The anti-immigration right has jumped on this morning's news to argue that this is not the time to loosen our immigration laws. After all, the two guys who set off bombs at the Boston Marathon have turned out to be a pair of immigrants. As radio host Bryan Fischer says, "Time to tighten, not loosen, immigration policy." Greg Sargent comments:
It’s unclear thus far how widespread the effort among conservatives will be to connect the Boston bombing suspects to the immigration reform debate. But it’s certainly something that bears watching. If this argument picks up steam, it will be another indication of how ferocious the resistance on the right to immigration reform is going to get.
I think it's safe to say that this argument will pick up steam. Why wouldn't it, after all? It's a gut punch to the idea that immigrants are no more dangerous than natives, and it doesn't matter which side logic is on. It's a strong appeal to emotions, and it's probably an effective one.

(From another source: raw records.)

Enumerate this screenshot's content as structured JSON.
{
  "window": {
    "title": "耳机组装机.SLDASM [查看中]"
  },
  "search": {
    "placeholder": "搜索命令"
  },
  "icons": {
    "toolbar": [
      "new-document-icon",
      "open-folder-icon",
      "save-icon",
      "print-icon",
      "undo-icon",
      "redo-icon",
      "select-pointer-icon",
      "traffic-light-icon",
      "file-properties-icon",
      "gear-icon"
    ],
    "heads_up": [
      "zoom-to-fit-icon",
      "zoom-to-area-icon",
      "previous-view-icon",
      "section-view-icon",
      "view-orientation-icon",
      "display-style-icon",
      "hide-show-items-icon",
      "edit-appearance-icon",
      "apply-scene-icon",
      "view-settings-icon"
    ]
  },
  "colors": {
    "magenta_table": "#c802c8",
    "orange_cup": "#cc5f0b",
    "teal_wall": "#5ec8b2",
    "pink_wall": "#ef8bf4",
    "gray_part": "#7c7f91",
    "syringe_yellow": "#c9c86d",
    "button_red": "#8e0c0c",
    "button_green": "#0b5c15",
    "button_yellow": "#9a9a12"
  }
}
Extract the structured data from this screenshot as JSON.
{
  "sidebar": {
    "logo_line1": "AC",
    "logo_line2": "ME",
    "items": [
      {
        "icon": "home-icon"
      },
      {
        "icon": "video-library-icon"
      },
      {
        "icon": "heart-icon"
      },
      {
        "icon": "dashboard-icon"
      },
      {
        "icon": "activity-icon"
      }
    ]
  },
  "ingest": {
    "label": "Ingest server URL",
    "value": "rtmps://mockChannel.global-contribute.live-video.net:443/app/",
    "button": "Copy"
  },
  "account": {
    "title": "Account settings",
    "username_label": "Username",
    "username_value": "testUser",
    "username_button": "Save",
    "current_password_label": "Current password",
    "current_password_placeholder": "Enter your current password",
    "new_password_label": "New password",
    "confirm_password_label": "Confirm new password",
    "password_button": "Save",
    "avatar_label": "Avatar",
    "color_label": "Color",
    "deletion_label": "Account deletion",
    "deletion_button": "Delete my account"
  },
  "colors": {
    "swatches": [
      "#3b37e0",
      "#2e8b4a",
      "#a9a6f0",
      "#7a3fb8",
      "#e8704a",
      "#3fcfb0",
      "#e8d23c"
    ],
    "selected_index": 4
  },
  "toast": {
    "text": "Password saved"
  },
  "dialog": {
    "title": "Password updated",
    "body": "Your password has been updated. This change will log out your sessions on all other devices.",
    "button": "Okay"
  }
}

A few days ago, someone asked: Who are you secretly hoping the bombers turn out to be? My answer was, whatever kind of person is least likely to have any effect whatsoever on public policy. Chechnyans with a grudge of some kind actually fit this bill fairly well, and since the immigration debate is focused mostly on Mexico it might not even have too much impact there. Still, it will have some effect. I don't know if today's news will kill immigration reform, but a bill that was on a knife edge already doesn't need any further setbacks. This is going to hurt its chances.